Data records:
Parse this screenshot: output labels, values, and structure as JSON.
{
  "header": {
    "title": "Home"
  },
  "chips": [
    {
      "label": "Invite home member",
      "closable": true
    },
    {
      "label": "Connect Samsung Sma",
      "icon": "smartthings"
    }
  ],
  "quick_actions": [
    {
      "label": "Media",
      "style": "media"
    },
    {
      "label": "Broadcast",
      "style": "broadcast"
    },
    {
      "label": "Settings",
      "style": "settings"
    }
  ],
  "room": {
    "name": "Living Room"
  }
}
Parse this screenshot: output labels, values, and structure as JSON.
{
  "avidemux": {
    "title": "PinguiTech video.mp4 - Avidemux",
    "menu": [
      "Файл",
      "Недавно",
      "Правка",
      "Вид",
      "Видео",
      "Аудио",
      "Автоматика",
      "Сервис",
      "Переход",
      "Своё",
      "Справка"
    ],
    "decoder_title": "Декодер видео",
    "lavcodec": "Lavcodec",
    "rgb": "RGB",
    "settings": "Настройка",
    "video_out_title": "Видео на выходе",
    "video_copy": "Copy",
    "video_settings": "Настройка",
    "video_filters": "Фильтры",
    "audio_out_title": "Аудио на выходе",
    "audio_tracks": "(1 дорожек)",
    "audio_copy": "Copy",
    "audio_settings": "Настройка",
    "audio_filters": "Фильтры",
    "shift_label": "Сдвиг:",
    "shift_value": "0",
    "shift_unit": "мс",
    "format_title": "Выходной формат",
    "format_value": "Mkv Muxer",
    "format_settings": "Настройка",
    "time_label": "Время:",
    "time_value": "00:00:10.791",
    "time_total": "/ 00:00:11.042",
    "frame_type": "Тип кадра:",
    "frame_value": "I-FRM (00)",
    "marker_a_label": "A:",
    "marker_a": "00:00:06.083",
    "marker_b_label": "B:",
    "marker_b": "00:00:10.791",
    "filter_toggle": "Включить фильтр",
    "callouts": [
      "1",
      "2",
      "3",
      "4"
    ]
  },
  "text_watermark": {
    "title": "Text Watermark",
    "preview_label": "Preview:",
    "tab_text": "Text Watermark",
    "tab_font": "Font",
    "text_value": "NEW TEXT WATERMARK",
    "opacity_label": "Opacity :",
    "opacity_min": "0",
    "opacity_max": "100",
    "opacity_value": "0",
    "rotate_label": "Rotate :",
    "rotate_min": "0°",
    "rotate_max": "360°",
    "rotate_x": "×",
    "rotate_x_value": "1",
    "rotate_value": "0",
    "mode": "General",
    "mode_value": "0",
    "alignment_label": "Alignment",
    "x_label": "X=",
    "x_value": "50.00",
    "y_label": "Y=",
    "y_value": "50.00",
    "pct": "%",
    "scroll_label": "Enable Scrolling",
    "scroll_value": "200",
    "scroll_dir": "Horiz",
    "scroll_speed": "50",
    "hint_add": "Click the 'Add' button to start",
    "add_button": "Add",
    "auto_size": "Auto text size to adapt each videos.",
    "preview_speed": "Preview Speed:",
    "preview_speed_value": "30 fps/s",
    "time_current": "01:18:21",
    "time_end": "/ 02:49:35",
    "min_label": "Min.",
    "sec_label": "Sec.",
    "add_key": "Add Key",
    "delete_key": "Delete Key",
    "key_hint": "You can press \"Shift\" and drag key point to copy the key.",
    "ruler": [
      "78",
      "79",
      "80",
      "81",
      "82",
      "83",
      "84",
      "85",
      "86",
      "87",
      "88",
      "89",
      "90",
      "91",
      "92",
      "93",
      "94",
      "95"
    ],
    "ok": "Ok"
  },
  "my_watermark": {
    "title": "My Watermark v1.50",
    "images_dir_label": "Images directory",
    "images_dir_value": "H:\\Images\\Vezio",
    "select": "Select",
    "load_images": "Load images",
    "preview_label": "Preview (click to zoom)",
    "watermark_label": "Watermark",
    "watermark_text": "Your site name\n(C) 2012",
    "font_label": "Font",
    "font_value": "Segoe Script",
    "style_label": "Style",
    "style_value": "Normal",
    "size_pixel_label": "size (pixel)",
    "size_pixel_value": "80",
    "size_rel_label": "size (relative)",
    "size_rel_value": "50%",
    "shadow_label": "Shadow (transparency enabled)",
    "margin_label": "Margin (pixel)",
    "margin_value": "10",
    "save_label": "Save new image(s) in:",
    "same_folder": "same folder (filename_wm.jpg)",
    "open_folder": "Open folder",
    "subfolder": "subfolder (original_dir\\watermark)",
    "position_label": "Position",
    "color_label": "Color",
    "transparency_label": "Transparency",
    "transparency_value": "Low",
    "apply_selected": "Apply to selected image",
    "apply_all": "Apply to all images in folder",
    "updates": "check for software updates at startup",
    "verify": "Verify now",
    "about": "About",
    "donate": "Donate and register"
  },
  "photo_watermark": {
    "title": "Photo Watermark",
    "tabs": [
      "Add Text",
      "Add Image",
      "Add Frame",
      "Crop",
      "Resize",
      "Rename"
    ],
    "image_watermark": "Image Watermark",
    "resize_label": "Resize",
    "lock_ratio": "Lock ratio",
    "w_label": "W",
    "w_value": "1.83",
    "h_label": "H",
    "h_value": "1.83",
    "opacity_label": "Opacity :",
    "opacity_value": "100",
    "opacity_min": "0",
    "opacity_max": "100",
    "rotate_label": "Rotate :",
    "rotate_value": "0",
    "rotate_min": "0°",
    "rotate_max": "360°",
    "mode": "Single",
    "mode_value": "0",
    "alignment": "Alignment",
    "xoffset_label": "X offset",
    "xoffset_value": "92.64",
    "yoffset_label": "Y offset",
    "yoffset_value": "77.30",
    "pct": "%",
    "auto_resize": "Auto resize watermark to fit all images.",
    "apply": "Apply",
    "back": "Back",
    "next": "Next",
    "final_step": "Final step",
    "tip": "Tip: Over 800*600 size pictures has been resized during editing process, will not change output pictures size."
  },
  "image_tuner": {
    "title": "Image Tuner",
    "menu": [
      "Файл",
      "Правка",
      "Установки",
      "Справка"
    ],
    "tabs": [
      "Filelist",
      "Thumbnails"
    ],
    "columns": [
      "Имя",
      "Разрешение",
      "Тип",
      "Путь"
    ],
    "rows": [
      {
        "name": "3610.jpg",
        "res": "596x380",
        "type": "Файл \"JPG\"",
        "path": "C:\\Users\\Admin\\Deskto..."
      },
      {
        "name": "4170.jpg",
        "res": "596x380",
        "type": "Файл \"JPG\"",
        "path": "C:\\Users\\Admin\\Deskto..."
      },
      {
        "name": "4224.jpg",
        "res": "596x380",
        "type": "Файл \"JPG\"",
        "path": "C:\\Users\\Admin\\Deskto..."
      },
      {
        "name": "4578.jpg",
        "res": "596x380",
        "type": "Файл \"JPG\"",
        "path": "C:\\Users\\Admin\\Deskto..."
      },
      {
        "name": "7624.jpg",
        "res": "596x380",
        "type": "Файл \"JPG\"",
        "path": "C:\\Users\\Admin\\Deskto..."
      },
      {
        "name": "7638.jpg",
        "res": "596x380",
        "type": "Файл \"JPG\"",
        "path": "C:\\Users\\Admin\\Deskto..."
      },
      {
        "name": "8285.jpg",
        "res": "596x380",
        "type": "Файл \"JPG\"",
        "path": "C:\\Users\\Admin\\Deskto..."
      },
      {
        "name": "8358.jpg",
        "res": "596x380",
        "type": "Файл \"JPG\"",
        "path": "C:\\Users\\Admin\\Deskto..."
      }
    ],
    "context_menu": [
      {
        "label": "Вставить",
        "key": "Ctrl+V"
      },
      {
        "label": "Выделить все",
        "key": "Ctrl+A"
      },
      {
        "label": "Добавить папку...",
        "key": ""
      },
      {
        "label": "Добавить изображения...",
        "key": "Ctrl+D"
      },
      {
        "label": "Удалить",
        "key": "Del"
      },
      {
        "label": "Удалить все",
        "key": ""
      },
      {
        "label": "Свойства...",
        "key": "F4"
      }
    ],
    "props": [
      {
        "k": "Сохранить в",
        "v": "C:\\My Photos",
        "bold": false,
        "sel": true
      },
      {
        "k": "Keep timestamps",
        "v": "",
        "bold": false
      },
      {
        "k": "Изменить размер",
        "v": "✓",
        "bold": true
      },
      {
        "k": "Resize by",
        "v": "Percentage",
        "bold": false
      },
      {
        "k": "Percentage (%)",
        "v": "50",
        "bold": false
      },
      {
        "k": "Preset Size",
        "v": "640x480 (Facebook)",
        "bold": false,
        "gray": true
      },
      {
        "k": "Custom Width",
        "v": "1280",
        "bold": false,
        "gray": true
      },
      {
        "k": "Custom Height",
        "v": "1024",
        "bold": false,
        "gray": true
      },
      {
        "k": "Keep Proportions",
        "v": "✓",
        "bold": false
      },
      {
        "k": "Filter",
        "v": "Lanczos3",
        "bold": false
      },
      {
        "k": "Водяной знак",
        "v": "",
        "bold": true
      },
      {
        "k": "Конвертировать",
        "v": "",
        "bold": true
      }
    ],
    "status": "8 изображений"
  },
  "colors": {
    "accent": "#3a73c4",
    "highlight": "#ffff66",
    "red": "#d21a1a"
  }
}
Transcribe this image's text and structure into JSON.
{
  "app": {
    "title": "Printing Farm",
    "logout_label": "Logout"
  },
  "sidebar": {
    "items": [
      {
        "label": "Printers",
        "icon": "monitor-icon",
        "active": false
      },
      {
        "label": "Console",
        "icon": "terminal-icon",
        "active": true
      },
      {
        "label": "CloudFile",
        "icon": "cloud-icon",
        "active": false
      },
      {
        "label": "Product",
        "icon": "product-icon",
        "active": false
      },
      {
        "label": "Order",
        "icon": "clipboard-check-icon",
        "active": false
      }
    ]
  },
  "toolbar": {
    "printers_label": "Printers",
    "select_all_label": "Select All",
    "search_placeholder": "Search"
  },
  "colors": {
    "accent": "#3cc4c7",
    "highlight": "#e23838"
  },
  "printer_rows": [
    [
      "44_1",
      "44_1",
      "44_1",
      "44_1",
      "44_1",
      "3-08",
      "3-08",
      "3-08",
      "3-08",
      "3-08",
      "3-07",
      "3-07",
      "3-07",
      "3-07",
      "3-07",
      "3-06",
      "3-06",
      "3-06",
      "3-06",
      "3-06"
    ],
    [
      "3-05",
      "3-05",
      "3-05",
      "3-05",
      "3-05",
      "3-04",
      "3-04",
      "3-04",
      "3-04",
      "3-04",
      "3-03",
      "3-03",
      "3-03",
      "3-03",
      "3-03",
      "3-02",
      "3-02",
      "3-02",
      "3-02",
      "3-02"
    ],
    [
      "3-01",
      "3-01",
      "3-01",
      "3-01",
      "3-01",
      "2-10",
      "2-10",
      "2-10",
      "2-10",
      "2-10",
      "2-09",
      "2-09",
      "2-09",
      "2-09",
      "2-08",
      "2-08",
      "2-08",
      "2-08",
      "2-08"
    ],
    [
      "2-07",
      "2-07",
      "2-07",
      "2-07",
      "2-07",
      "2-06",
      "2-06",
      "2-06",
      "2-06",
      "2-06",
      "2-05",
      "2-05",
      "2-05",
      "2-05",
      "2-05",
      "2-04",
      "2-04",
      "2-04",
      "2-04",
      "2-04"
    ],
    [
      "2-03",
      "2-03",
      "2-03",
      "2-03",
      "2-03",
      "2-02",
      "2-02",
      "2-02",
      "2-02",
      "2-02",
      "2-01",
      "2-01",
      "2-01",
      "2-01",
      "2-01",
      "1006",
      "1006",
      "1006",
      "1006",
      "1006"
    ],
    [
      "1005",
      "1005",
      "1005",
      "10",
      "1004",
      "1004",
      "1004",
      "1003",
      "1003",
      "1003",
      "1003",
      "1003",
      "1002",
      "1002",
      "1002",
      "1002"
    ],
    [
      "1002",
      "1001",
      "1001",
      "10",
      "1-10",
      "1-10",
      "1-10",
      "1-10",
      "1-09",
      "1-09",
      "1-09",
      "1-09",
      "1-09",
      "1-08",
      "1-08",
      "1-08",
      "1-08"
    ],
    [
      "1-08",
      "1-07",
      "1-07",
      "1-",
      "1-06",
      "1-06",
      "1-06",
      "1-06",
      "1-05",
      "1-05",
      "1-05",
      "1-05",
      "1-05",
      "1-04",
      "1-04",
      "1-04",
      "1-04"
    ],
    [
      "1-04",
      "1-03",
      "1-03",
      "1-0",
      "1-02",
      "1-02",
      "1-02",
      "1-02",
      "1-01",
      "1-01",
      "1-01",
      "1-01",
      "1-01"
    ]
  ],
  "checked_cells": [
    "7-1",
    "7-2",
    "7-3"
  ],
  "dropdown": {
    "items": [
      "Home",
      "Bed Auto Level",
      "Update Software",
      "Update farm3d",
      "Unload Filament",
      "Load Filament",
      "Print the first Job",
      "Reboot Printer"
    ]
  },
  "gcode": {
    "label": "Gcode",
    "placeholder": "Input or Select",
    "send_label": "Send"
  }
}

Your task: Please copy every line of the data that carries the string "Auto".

Solved exercise:
    "auto_size": "Auto text size to adapt each videos.",
    "auto_resize": "Auto resize watermark to fit all images.",
      "Bed Auto Level",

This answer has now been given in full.